TASK => Quote the entries that follow exactly, leaving none out.

PROVIDED DATA below:

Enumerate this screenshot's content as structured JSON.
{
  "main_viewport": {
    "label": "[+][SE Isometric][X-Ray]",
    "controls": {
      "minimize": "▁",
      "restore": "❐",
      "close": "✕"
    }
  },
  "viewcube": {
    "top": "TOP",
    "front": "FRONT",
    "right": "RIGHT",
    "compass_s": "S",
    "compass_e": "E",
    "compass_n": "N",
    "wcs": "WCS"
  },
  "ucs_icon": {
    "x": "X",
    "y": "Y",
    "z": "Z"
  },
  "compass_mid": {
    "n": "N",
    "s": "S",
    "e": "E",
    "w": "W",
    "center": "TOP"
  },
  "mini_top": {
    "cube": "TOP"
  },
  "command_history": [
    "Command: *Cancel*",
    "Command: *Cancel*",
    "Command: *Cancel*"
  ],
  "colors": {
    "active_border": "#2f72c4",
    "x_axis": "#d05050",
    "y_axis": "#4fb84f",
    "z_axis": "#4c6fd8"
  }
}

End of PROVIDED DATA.

EXERCISE ANSWER =>
Enumerate this screenshot's content as structured JSON.
{
  "main_viewport": {
    "label": "[+][SE Isometric][X-Ray]",
    "controls": {
      "minimize": "▁",
      "restore": "❐",
      "close": "✕"
    }
  },
  "viewcube": {
    "top": "TOP",
    "front": "FRONT",
    "right": "RIGHT",
    "compass_s": "S",
    "compass_e": "E",
    "compass_n": "N",
    "wcs": "WCS"
  },
  "ucs_icon": {
    "x": "X",
    "y": "Y",
    "z": "Z"
  },
  "compass_mid": {
    "n": "N",
    "s": "S",
    "e": "E",
    "w": "W",
    "center": "TOP"
  },
  "mini_top": {
    "cube": "TOP"
  },
  "command_history": [
    "Command: *Cancel*",
    "Command: *Cancel*",
    "Command: *Cancel*"
  ],
  "colors": {
    "active_border": "#2f72c4",
    "x_axis": "#d05050",
    "y_axis": "#4fb84f",
    "z_axis": "#4c6fd8"
  }
}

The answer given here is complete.